Let me set that stage for you:
Immediately before them, as support, was LA-based Jack Name. It may have been exactly their intention – LA Magazine reports that “nonconformity is a central theme in Name’s work” — but I found this band an utter assault on the ears. Decent beats and hooks were drowned by poorly executed guitar wanderings awash in an ear-piercing distortion. The vocals were buried in a similar distortion and barely audible, almost like Name was singing into a drainage pipe from the top of a building while a car alarm and a fire truck passed. Planted on two sides of a card table, looking at each other and never at the audience, with not even a second to breathe between songs, the visual presentation was as difficult as the sound. I could only take a few of these songs without feeling angry, like I wanted to break something. I left after three. Read More
Noticing Lincoln Durham unpack his gear, it may be natural to assume five or six other musicians would later man the stage to help play so many instruments. There are nine or ten, maybe more depending on how you count. But surprise hits when no one else exits the Durham tour van (except Alissa Durham, later identified as Lincoln’s tour manager).
After he finishes arranging the instruments to form a central station fit for only one, the power of deduction prevails, albeit late to the party. Lincoln commands all the instruments and often does so simultaneously.
“I fear being stagnant. From one album to the next, there’s a progression. [Along the way], there are a bunch of heavy, dark parts. I hope people continue to follow me down that path.”
– Lincoln Durham
Oh, that worn, hard shell suitcase is a funny stage prop, you might think to yourself just before Lincoln gives a subtle thumbs-up to the sound board in the back of the saloon. This is how he kicked off his headline show at Bottom Of The Hill this past Summer. Lincoln Durham has shown off his art to San Francisco twice in the last three years, both times at Bottom of the Hill.
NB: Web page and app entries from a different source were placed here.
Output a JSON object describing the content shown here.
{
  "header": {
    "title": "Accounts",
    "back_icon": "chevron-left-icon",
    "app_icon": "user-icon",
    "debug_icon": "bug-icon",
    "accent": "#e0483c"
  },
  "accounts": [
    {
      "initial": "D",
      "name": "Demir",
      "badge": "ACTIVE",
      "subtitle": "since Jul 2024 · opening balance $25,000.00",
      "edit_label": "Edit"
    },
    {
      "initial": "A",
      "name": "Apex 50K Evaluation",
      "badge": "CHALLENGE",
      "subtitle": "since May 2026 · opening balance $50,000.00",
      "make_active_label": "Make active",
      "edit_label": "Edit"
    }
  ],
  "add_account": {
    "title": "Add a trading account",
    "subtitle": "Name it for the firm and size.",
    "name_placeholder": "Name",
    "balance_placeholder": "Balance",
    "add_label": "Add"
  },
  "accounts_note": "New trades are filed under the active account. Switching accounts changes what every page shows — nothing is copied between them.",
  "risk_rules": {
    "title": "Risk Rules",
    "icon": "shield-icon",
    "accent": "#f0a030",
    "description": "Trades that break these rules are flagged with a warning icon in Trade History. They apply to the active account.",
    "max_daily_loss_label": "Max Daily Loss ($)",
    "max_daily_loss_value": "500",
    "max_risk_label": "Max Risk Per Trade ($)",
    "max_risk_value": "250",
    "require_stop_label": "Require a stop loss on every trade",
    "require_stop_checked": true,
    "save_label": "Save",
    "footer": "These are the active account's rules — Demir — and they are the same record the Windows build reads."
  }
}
After he performed in support of Little Hurricane in 2014, Bottom of the Hill had no problems having Lincoln return to headline a show himself. Read More